U.S. stocks rallied across the board as a solid earnings season and upbeat economic data fueled optimism about the economy's recovery.
The Dow gained 153 points. The S&P 500 rose 18. The Nasdaq jumped 15.
After the closing bell, Amazon posted second-quarter sales of $113 billion compared to the $115 billion predicted by analysts, a rare sales miss. And its third-quarter sales outlook came in in way below forecasts. Amazon is seeing increased competition from Walmart and Target. Profits, however, beat expectations.
One of the most highly anticipated market debuts of the year turned out to be a dud. Shares of Robinhood fell in their market debut, tumbling more than 8 percent on concerns about the controversial trading app's business model.
On the economic front: the U.S. economy grew at a 6-1/2 percent annualized rate in the March to June period. Second-quarter gross domestic product, or GDP, did come in lighter than expected due to supply disruptions.
But David Dietze, senior portfolio strategist at Peapack Private Wealth Management, said there was still much to like about this number.
"Here's what I liked about it, first of all, is you look at that consumer expenditure metric that was actually up close to 12, higher than had been expected. And remember the consumer, 70 percent of the U.S. economy. So the consumer is out there alive and kicking well, and spending."
Investors also say the number wasn't hot enough to change the view that the Fed is on hold from withdrawing its extraordinary assistance to the economy.
In other economic data: new claims for unemployment benefits came down last week to 400,000.

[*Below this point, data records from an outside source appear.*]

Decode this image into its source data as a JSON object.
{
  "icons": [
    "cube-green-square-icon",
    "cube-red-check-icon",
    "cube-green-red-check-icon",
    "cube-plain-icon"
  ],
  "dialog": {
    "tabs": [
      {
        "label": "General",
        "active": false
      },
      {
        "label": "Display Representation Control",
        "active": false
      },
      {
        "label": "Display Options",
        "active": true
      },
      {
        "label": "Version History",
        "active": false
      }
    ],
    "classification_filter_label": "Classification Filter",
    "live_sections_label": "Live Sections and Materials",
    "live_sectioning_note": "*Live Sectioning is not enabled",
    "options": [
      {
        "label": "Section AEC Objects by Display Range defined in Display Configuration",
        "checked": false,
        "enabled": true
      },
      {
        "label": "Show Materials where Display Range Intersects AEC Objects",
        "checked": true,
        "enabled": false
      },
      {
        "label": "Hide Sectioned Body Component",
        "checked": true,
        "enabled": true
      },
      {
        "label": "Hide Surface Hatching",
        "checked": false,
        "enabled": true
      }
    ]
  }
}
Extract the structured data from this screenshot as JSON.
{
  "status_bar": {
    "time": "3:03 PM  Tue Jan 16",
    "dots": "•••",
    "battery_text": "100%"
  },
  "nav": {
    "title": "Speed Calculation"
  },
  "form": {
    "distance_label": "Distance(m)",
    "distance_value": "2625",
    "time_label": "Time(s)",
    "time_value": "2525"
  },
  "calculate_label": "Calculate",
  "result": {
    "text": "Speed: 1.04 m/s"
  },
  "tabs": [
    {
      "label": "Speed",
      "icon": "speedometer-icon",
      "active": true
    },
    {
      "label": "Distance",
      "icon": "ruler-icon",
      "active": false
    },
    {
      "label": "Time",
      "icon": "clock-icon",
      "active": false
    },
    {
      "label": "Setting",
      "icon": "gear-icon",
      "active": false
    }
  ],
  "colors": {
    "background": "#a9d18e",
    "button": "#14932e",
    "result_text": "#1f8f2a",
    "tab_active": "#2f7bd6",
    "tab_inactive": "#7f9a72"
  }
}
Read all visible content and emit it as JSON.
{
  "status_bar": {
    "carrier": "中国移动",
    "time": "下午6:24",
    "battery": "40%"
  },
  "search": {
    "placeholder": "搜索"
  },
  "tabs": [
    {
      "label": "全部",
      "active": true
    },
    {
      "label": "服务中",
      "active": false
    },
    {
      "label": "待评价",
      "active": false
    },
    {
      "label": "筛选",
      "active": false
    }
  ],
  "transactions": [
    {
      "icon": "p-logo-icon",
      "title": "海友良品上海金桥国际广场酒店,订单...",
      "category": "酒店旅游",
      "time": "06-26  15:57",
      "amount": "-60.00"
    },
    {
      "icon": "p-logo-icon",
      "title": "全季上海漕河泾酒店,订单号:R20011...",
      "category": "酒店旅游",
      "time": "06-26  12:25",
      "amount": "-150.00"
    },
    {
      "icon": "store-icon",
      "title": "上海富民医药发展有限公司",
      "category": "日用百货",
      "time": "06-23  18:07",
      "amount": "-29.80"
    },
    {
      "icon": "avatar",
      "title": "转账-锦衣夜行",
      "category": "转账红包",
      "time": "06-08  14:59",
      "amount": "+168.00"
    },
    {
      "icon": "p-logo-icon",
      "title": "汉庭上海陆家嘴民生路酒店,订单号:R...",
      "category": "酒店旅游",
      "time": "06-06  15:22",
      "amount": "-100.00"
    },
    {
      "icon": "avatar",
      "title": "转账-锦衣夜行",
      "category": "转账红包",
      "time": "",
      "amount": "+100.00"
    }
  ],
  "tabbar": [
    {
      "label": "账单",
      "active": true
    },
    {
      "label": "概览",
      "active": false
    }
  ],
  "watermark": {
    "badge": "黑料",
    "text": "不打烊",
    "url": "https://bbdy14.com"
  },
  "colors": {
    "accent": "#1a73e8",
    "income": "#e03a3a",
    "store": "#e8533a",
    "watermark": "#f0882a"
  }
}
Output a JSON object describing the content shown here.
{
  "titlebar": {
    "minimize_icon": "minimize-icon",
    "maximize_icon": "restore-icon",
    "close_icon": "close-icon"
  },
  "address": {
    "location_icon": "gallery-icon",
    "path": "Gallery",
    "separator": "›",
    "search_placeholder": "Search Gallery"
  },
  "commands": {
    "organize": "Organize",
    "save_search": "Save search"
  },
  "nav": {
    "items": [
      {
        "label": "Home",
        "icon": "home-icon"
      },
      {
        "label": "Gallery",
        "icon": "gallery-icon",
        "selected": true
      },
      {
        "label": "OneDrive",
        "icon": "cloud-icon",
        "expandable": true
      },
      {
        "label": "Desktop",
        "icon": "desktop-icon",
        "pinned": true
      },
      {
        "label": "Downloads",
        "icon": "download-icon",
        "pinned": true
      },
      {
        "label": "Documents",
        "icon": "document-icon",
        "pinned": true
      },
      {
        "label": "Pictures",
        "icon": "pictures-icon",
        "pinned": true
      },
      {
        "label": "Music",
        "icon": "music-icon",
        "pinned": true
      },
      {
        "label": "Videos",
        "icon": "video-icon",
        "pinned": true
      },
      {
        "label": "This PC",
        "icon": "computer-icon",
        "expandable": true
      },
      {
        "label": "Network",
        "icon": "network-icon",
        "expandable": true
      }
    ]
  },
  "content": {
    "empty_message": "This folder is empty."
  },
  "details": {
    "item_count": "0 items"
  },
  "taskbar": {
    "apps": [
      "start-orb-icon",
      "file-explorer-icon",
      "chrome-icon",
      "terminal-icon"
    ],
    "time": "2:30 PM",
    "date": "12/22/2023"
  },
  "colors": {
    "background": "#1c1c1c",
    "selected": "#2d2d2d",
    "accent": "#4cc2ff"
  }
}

And pending home sales, which measure signed contracts for home purchases, dipped in June - led by big declines in the South and the West.